Dungate says in the 16 years he has been at Chicken Farmers, no one who has written studies and commentaries slamming the system have ever contacted them about how the national chicken system works. The board meetings where directors set allocations are all open to the public and reporters but none of them have ever attended.
He says the notion that farmers are trying to curtail chicken supply to drive up prices is false. Farmers get paid their cost of production on a per unit basis. “The more that we produce the more the farmers will earn,” he says, noting if they constrain supply farmers still get their cost of production but it’s on a lower number of units so farmers make less.
“Our argument overall is Canadians get great value from all farming in this country and from the agri-food industry and they only spend on average about 10 per cent of their disposal income” annually, he says.
Ted van den Hurk, an Ontario chicken farmer from near Stayner, says consumers have never approached him to say they don’t buy chicken because the price is too high.
“The Canadian on the street doesn’t feel they’re being gouged because they realize they’re getting a good, safe, healthy product at a reasonable price compared to their income,” he notes, explaining our price for dairy and poultry can’t be compared to the American price because the average family income in the United States is much lower than Canada’s.
Peter Clarke, Nova Scotia, chair of Egg Farmers of Canada, says many Canadians are keen to purchase as much of their food as they can locally. Egg farmers make that possible because there’s production in all 10 provinces plus the Northwest Territories.
Supply management ensures farmers a fair return on their labour and investment and enables them to invest wherever they are in Canada. “It allows our families to really plan for the future,” he explains.
As for what effect the dismantle supply management commentary is having on the federal government, Agriculture Minister Gerry Ritz says by email that the system provides farmers with a fair return on their investment and labour while supplying consumers with high quality dairy products at fair prices with no government support. “Our government and our farmers know Canada’s balanced trade position is working well.”

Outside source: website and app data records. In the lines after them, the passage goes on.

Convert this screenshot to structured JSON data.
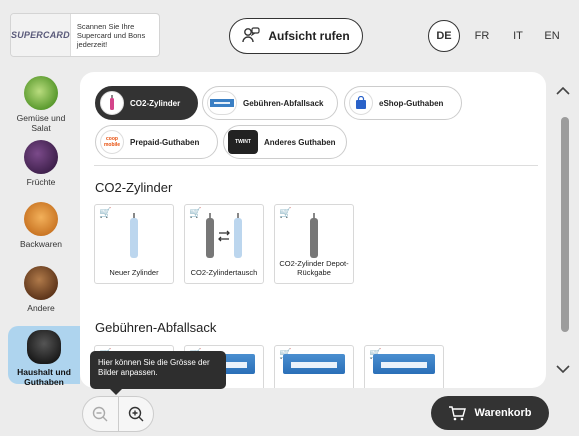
{
  "header": {
    "supercard_logo": "SUPERCARD",
    "supercard_text": "Scannen Sie Ihre Supercard und Bons jederzeit!",
    "aufsicht_label": "Aufsicht rufen",
    "languages": [
      "DE",
      "FR",
      "IT",
      "EN"
    ],
    "active_language": "DE"
  },
  "categories": [
    {
      "label": "Gemüse und Salat",
      "icon": "lettuce-icon"
    },
    {
      "label": "Früchte",
      "icon": "grapes-icon"
    },
    {
      "label": "Backwaren",
      "icon": "croissant-icon"
    },
    {
      "label": "Andere",
      "icon": "chocolate-icon"
    },
    {
      "label": "Haushalt und Guthaben",
      "icon": "trash-bag-icon",
      "active": true
    }
  ],
  "chips": [
    {
      "label": "CO2-Zylinder",
      "active": true,
      "icon": "co2-cylinder-icon"
    },
    {
      "label": "Gebühren-Abfallsack",
      "active": false,
      "icon": "garbage-bag-icon"
    },
    {
      "label": "eShop-Guthaben",
      "active": false,
      "icon": "shopping-bag-icon"
    },
    {
      "label": "Prepaid-Guthaben",
      "active": false,
      "icon": "coop-mobile-icon",
      "icon_text": "coop mobile"
    },
    {
      "label": "Anderes Guthaben",
      "active": false,
      "icon": "twint-icon",
      "icon_text": "TWINT"
    }
  ],
  "sections": [
    {
      "title": "CO2-Zylinder",
      "products": [
        {
          "label": "Neuer Zylinder"
        },
        {
          "label": "CO2-Zylindertausch"
        },
        {
          "label": "CO2-Zylinder Depot-Rückgabe"
        }
      ]
    },
    {
      "title": "Gebühren-Abfallsack",
      "products": [
        {
          "label": ""
        },
        {
          "label": ""
        },
        {
          "label": ""
        },
        {
          "label": ""
        }
      ]
    }
  ],
  "tooltip": "Hier können Sie die Grösse der Bilder anpassen.",
  "cart_label": "Warenkorb",
  "colors": {
    "accent_dark": "#333333",
    "active_category": "#aed4ee",
    "cart_icon": "#e8a21a"
  }
}
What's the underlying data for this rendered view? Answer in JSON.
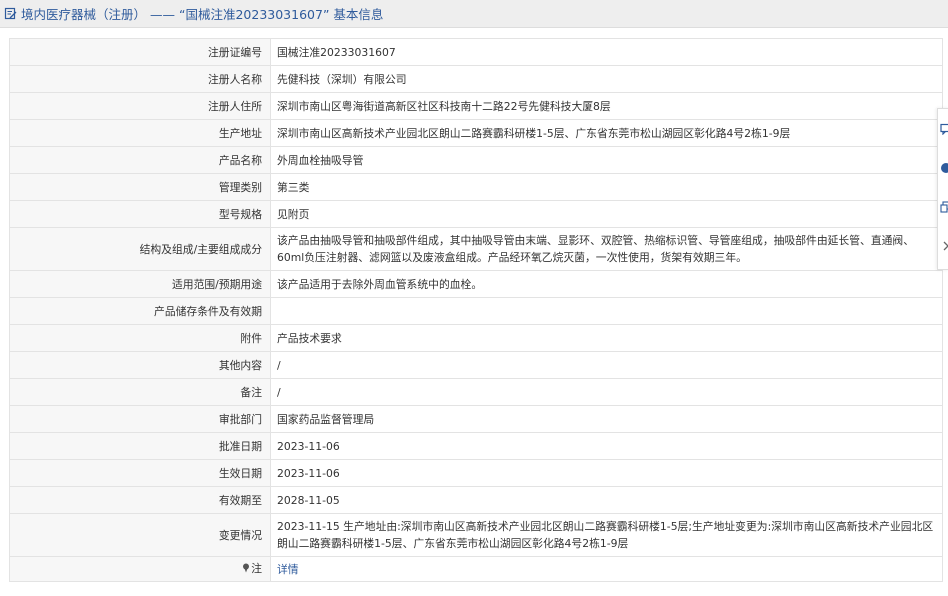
{
  "header": {
    "section": "境内医疗器械（注册）",
    "separator": "——",
    "record_title": "“国械注准20233031607” 基本信息"
  },
  "rows": [
    {
      "label": "注册证编号",
      "value": "国械注准20233031607"
    },
    {
      "label": "注册人名称",
      "value": "先健科技（深圳）有限公司"
    },
    {
      "label": "注册人住所",
      "value": "深圳市南山区粤海街道高新区社区科技南十二路22号先健科技大厦8层"
    },
    {
      "label": "生产地址",
      "value": "深圳市南山区高新技术产业园北区朗山二路赛霸科研楼1-5层、广东省东莞市松山湖园区彰化路4号2栋1-9层"
    },
    {
      "label": "产品名称",
      "value": "外周血栓抽吸导管"
    },
    {
      "label": "管理类别",
      "value": "第三类"
    },
    {
      "label": "型号规格",
      "value": "见附页"
    },
    {
      "label": "结构及组成/主要组成成分",
      "value": "该产品由抽吸导管和抽吸部件组成，其中抽吸导管由末端、显影环、双腔管、热缩标识管、导管座组成，抽吸部件由延长管、直通阀、60ml负压注射器、滤网篮以及废液盒组成。产品经环氧乙烷灭菌，一次性使用，货架有效期三年。"
    },
    {
      "label": "适用范围/预期用途",
      "value": "该产品适用于去除外周血管系统中的血栓。"
    },
    {
      "label": "产品储存条件及有效期",
      "value": ""
    },
    {
      "label": "附件",
      "value": "产品技术要求"
    },
    {
      "label": "其他内容",
      "value": "/"
    },
    {
      "label": "备注",
      "value": "/"
    },
    {
      "label": "审批部门",
      "value": "国家药品监督管理局"
    },
    {
      "label": "批准日期",
      "value": "2023-11-06"
    },
    {
      "label": "生效日期",
      "value": "2023-11-06"
    },
    {
      "label": "有效期至",
      "value": "2028-11-05"
    },
    {
      "label": "变更情况",
      "value": "2023-11-15 生产地址由:深圳市南山区高新技术产业园北区朗山二路赛霸科研楼1-5层;生产地址变更为:深圳市南山区高新技术产业园北区朗山二路赛霸科研楼1-5层、广东省东莞市松山湖园区彰化路4号2栋1-9层"
    }
  ],
  "note_row": {
    "label": "注",
    "link_text": "详情"
  },
  "colors": {
    "title_blue": "#2f5b9c",
    "label_bg": "#f7f7f7",
    "border": "#e3e3e3"
  },
  "icons": [
    "edit-icon",
    "pin-icon",
    "message-icon",
    "copy-icon",
    "chevron-right-icon"
  ]
}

He also points out that supply management hasn’t prevented Canada from signing any free trade agreement with any country. BF